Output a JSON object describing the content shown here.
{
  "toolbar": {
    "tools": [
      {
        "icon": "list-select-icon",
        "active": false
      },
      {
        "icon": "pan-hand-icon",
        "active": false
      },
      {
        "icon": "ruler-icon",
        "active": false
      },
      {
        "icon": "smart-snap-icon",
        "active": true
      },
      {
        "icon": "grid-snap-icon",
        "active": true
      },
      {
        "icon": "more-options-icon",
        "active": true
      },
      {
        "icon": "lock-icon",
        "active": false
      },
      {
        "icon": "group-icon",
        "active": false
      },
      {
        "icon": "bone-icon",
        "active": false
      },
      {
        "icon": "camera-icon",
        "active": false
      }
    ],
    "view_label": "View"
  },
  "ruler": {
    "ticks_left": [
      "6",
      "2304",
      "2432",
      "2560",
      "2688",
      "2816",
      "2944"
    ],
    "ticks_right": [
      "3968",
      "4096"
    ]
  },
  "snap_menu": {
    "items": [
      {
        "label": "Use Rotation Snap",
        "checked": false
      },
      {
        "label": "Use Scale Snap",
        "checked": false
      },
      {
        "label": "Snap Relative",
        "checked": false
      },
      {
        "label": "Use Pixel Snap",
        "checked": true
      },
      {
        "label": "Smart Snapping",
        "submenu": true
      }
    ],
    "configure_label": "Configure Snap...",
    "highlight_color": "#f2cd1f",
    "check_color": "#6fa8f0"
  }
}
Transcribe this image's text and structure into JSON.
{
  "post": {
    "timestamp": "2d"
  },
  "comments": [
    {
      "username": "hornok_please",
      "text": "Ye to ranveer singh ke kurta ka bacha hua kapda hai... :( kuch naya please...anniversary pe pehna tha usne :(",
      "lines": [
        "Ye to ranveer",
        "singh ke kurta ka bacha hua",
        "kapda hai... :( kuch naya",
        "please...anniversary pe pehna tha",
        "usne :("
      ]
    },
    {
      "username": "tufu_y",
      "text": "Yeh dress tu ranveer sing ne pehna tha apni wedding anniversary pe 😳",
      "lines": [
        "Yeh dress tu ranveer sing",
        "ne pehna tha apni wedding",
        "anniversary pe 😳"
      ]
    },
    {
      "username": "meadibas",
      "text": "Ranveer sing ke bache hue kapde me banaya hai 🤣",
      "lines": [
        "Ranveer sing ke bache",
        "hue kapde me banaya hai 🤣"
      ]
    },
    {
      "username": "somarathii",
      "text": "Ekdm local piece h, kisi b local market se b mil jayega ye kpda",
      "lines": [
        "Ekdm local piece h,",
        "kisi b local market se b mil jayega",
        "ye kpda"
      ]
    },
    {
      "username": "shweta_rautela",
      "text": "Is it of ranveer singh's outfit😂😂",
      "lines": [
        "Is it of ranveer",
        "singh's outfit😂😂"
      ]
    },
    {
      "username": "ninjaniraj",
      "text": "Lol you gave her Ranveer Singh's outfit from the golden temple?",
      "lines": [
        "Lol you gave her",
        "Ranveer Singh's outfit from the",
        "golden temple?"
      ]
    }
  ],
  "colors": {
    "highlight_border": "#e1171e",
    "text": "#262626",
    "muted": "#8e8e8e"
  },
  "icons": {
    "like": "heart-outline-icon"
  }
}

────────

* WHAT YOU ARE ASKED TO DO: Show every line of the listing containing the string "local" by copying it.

* SOLUTION FOR THIS PROBLEM:
      "text": "Ekdm local piece h, kisi b local market se b mil jayega ye kpda",
        "Ekdm local piece h,",
        "kisi b local market se b mil jayega",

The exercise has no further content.